*** Records supplied ***
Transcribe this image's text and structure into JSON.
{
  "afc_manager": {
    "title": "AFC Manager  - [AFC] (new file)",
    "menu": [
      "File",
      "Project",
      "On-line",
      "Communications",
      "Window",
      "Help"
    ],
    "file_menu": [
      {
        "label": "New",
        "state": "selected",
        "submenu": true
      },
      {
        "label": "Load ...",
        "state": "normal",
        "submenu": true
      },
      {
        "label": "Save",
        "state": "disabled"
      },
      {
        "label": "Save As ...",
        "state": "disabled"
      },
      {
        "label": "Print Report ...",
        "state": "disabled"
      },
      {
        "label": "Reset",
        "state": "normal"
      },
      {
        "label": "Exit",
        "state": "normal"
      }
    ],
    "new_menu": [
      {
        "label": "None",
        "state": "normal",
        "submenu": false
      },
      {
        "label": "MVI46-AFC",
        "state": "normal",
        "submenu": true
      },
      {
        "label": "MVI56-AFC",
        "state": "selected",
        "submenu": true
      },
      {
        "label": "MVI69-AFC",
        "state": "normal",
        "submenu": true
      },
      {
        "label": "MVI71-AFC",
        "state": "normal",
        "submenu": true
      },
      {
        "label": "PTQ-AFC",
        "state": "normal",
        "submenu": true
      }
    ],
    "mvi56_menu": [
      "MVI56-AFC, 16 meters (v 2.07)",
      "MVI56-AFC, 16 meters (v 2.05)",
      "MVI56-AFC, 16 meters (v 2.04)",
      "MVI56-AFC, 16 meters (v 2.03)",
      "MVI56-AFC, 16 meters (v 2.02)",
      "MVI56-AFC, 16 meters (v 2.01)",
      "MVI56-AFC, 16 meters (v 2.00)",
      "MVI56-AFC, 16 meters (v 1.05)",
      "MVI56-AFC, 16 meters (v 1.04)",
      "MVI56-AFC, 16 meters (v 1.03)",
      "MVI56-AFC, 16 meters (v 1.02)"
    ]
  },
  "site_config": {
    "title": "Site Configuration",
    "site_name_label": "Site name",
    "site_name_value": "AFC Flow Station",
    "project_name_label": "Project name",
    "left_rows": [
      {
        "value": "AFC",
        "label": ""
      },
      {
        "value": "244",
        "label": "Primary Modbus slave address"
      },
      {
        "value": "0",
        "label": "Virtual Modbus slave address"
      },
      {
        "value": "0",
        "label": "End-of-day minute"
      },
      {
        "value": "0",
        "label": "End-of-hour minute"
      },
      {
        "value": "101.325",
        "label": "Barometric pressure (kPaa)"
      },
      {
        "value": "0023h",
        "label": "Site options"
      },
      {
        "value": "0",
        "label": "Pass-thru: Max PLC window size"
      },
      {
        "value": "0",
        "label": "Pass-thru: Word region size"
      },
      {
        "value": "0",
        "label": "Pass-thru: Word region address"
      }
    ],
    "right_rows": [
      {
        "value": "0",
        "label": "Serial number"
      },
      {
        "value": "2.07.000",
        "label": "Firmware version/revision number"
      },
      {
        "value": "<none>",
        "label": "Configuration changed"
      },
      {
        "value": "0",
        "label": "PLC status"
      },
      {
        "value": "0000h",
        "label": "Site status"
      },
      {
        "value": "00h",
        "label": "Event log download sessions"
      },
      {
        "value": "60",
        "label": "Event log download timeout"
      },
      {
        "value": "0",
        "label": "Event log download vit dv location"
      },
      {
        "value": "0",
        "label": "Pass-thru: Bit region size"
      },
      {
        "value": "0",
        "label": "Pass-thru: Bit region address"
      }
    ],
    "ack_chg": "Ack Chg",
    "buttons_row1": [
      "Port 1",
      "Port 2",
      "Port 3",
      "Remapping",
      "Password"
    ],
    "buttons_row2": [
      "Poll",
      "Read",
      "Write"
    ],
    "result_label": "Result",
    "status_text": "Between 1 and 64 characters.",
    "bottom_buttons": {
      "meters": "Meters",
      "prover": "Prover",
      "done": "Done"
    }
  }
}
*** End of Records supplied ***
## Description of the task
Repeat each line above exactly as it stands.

## Finished task
Transcribe this image's text and structure into JSON.
{
  "afc_manager": {
    "title": "AFC Manager  - [AFC] (new file)",
    "menu": [
      "File",
      "Project",
      "On-line",
      "Communications",
      "Window",
      "Help"
    ],
    "file_menu": [
      {
        "label": "New",
        "state": "selected",
        "submenu": true
      },
      {
        "label": "Load ...",
        "state": "normal",
        "submenu": true
      },
      {
        "label": "Save",
        "state": "disabled"
      },
      {
        "label": "Save As ...",
        "state": "disabled"
      },
      {
        "label": "Print Report ...",
        "state": "disabled"
      },
      {
        "label": "Reset",
        "state": "normal"
      },
      {
        "label": "Exit",
        "state": "normal"
      }
    ],
    "new_menu": [
      {
        "label": "None",
        "state": "normal",
        "submenu": false
      },
      {
        "label": "MVI46-AFC",
        "state": "normal",
        "submenu": true
      },
      {
        "label": "MVI56-AFC",
        "state": "selected",
        "submenu": true
      },
      {
        "label": "MVI69-AFC",
        "state": "normal",
        "submenu": true
      },
      {
        "label": "MVI71-AFC",
        "state": "normal",
        "submenu": true
      },
      {
        "label": "PTQ-AFC",
        "state": "normal",
        "submenu": true
      }
    ],
    "mvi56_menu": [
      "MVI56-AFC, 16 meters (v 2.07)",
      "MVI56-AFC, 16 meters (v 2.05)",
      "MVI56-AFC, 16 meters (v 2.04)",
      "MVI56-AFC, 16 meters (v 2.03)",
      "MVI56-AFC, 16 meters (v 2.02)",
      "MVI56-AFC, 16 meters (v 2.01)",
      "MVI56-AFC, 16 meters (v 2.00)",
      "MVI56-AFC, 16 meters (v 1.05)",
      "MVI56-AFC, 16 meters (v 1.04)",
      "MVI56-AFC, 16 meters (v 1.03)",
      "MVI56-AFC, 16 meters (v 1.02)"
    ]
  },
  "site_config": {
    "title": "Site Configuration",
    "site_name_label": "Site name",
    "site_name_value": "AFC Flow Station",
    "project_name_label": "Project name",
    "left_rows": [
      {
        "value": "AFC",
        "label": ""
      },
      {
        "value": "244",
        "label": "Primary Modbus slave address"
      },
      {
        "value": "0",
        "label": "Virtual Modbus slave address"
      },
      {
        "value": "0",
        "label": "End-of-day minute"
      },
      {
        "value": "0",
        "label": "End-of-hour minute"
      },
      {
        "value": "101.325",
        "label": "Barometric pressure (kPaa)"
      },
      {
        "value": "0023h",
        "label": "Site options"
      },
      {
        "value": "0",
        "label": "Pass-thru: Max PLC window size"
      },
      {
        "value": "0",
        "label": "Pass-thru: Word region size"
      },
      {
        "value": "0",
        "label": "Pass-thru: Word region address"
      }
    ],
    "right_rows": [
      {
        "value": "0",
        "label": "Serial number"
      },
      {
        "value": "2.07.000",
        "label": "Firmware version/revision number"
      },
      {
        "value": "<none>",
        "label": "Configuration changed"
      },
      {
        "value": "0",
        "label": "PLC status"
      },
      {
        "value": "0000h",
        "label": "Site status"
      },
      {
        "value": "00h",
        "label": "Event log download sessions"
      },
      {
        "value": "60",
        "label": "Event log download timeout"
      },
      {
        "value": "0",
        "label": "Event log download vit dv location"
      },
      {
        "value": "0",
        "label": "Pass-thru: Bit region size"
      },
      {
        "value": "0",
        "label": "Pass-thru: Bit region address"
      }
    ],
    "ack_chg": "Ack Chg",
    "buttons_row1": [
      "Port 1",
      "Port 2",
      "Port 3",
      "Remapping",
      "Password"
    ],
    "buttons_row2": [
      "Poll",
      "Read",
      "Write"
    ],
    "result_label": "Result",
    "status_text": "Between 1 and 64 characters.",
    "bottom_buttons": {
      "meters": "Meters",
      "prover": "Prover",
      "done": "Done"
    }
  }
}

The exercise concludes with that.